You don’t need to be a leader on stage to make an impact in your community. This is an ideal that Kait Asquini has implemented in her work as leadership development facilitator for Ryerson University. At TEDxRyersonU 2015, Kait touches on what it means to lead in a community on a micro level. In a local sense, she believes leadership is accessible to everyone. There has been a shift in the definition and the concept of ‘one size fits all’ leadership is no longer accurate. She advocates the idea that leadership is something we all have inside us, but we must learn to foster it to become good leaders. As the assistant coach for the women’s basketball team, Kait feels that leadership in sports has helped her push others forward by providing them with the resources they need. She recalls the many coaches she’s had that have supported her path to understanding leadership. In this, she has developed her own definition of the word: creating opportunities for the people around us to be better, to get better, and to be the best person they can be.

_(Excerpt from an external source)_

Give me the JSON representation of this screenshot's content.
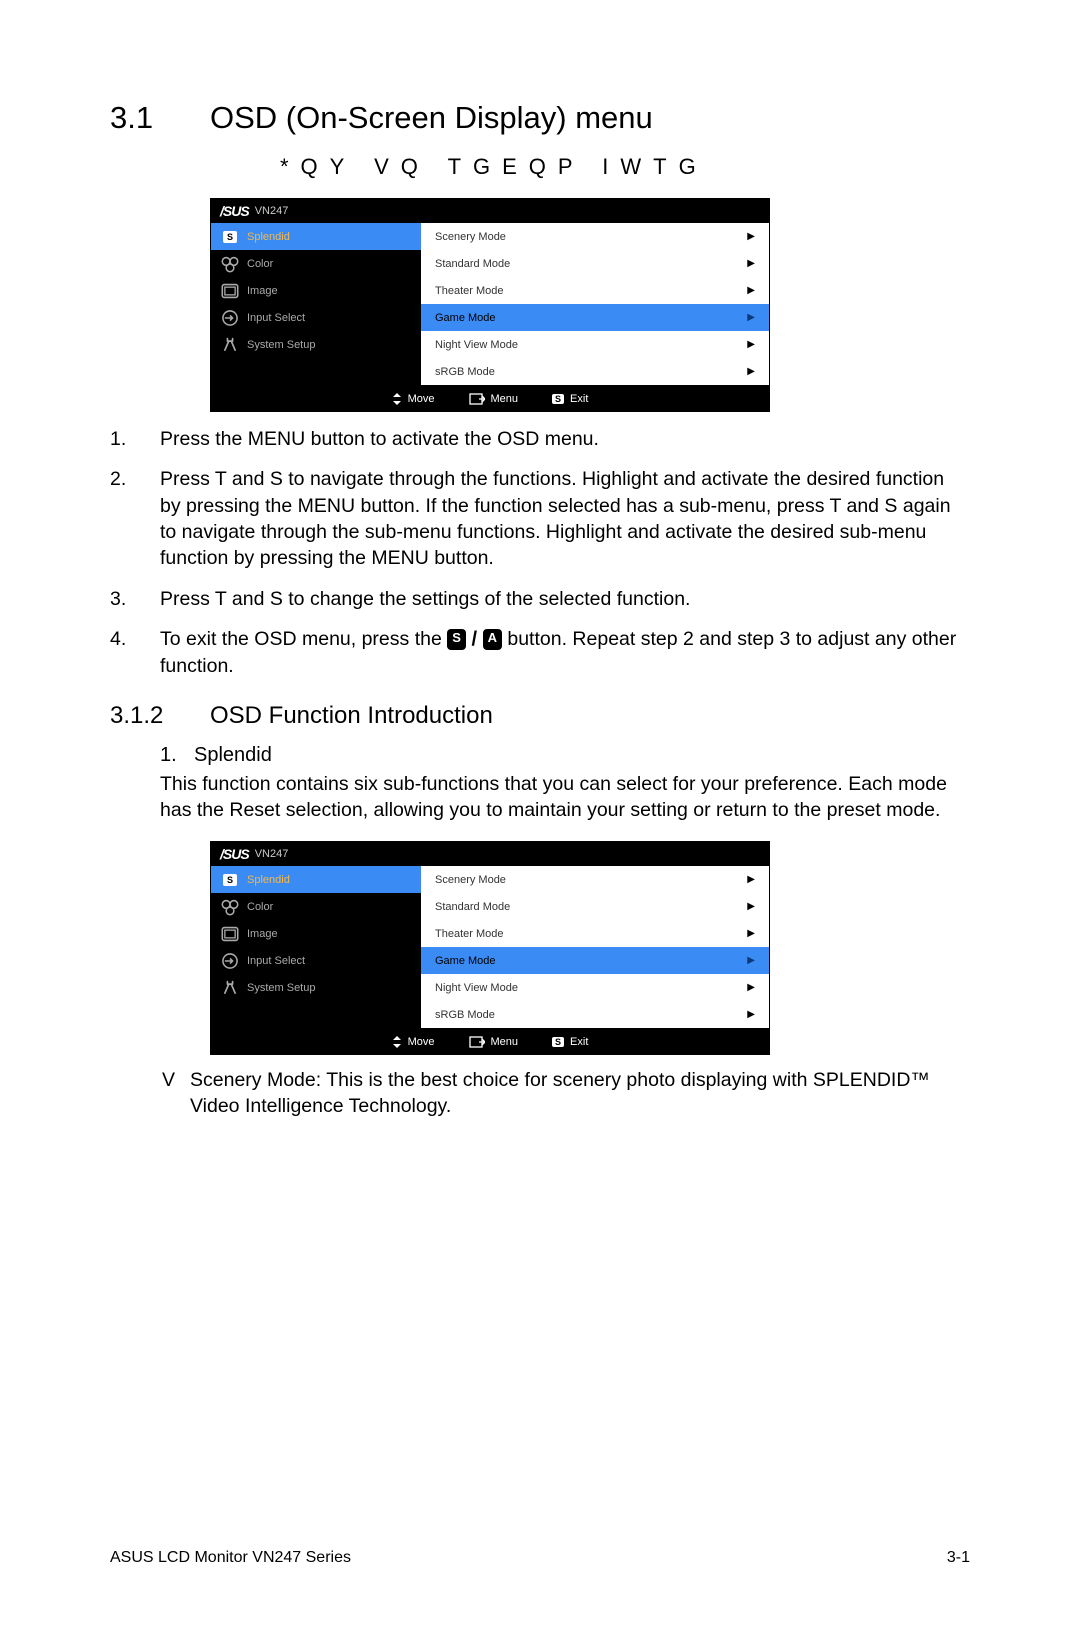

In 2013 Pascal Murphy unwittingly started a movement for change. An idea that started as a backyard barbeque, grew to an event that unified not only his west-end community, but people from across Canada. The Neighbours United for Inclusion Community BBQ sent a message of inclusivity, and is one example of how Pascal spends his life promoting change. In his everyday life as an instructor on homelessness, disasters, and social and environmental justice at Ryerson University, Pascal tries to inspire those around him by encouraging others to do what they want to see more of. In response, Pascal has facilitated a number of initiatives and cross-cultural exchanges to raise awareness for the plight of people in the Toronto community and abroad.
Nobody’s an expert in everything; and even though Stéphanie Walsh Matthews lauds a number of academic titles, including a PhD in French Studies from the University of Toronto, she believes anyone’s best work comes from collaboration. Stéphanie has always been interested in social-cultural reading and literature, and for years has worked in semiotics to understand how people interpret meaning from their environments. According to her, breaking disciplinary barriers can inspire, and give rise to new ideas worth spreading. In her talk for TEDxRyersonU 2015, she will touch on how we can create environments that encourage interdisciplinary collaboration, and how different areas of study like linguistics, robotics, and autism have the potential to help us better understand the world we live in today.